At the Eastern Kentucky University Board of Regents meeting Tuesday, John Williamson, the superintendent and dean of K-12 programming, discussed the new performance-based pay program to be implemented at the Model Laboratory School.
"We are really excited to get started with the performance-based pay for teachers," he told the board.
Model, the state's only remaining laboratory school, will introduce the new system in 2021, and according to Williamson, it will be an incentive for teachers to come to the school and help make Model a "center of innovation."
"We are incentivizing teachers to develop a plan with a new pedagogy or program that would go beyond the four walls of their classroom that would help change education in the commonwealth," Williamson said. "And if they would be willing to undertake that, we would be willing to compensate them for the year that they are undergoing that research."
According to Williamson, the school will offer "compensating and competitive pay," offering the same salary as Fayette County, the highest paying school system in the region.
He said the program is not automatic, so teachers who agree to participate in performance-based pay will have more work to do in order to improve efforts in education in a broader context.
So far, Williamson said, he has received good feedback from the faculty, especially with less experienced teachers.
"We have gotten a good reception especially from less experienced teachers who are just starting out in the profession with the initiative," he said. "That's what we want, to start them off and influence their instructional practice for the rest of their career."
Williamson, who just recently took his position, told the board that when he was hired, he was focused on three initiatives to help make the laboratory school the "model" for K-12 education.
In his position, he hopes to revitalize the school as a learning lab and center for innovation, become the center for K-12 education and strategically focus the school's dual enrollment offerings and initiatives.
He updated the board at their regular meeting of the school's 5% increase in enrollment, noting that since students pay tuition to attend the lab school, it was impressive.
However, with that increase, he told the board the current facilities the school operates in are too small for meaningful growth.
"In order to grow and scale our work, our facilities just don't work," he said. "They are out of date, the infrastructure doesn't work.

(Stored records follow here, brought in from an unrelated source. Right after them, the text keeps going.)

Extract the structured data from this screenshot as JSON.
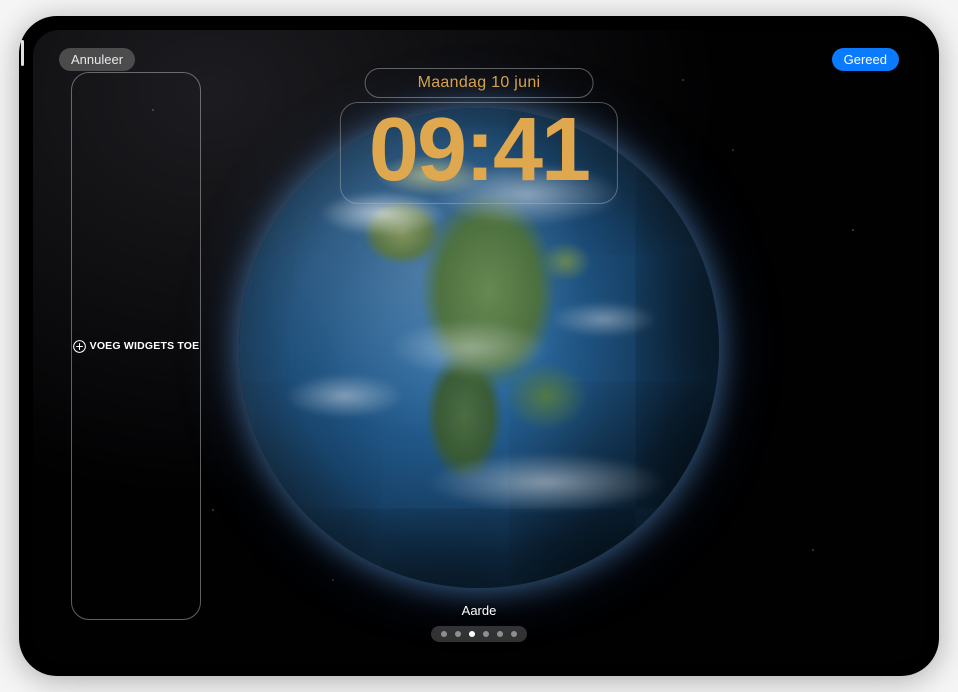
{
  "buttons": {
    "cancel": "Annuleer",
    "done": "Gereed"
  },
  "lockscreen": {
    "date": "Maandag 10 juni",
    "time": "09:41",
    "accent_color": "#e0a84e"
  },
  "widget_panel": {
    "add_label": "VOEG WIDGETS TOE"
  },
  "wallpaper": {
    "label": "Aarde",
    "type": "earth"
  },
  "pager": {
    "count": 6,
    "active_index": 2
  }
}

When we have heating or cooling, it is in the opposite season of when you would need it."
He went on to thank the facilities department at the university for helping to update and maintain the existing structure to better serve both the students and faculty.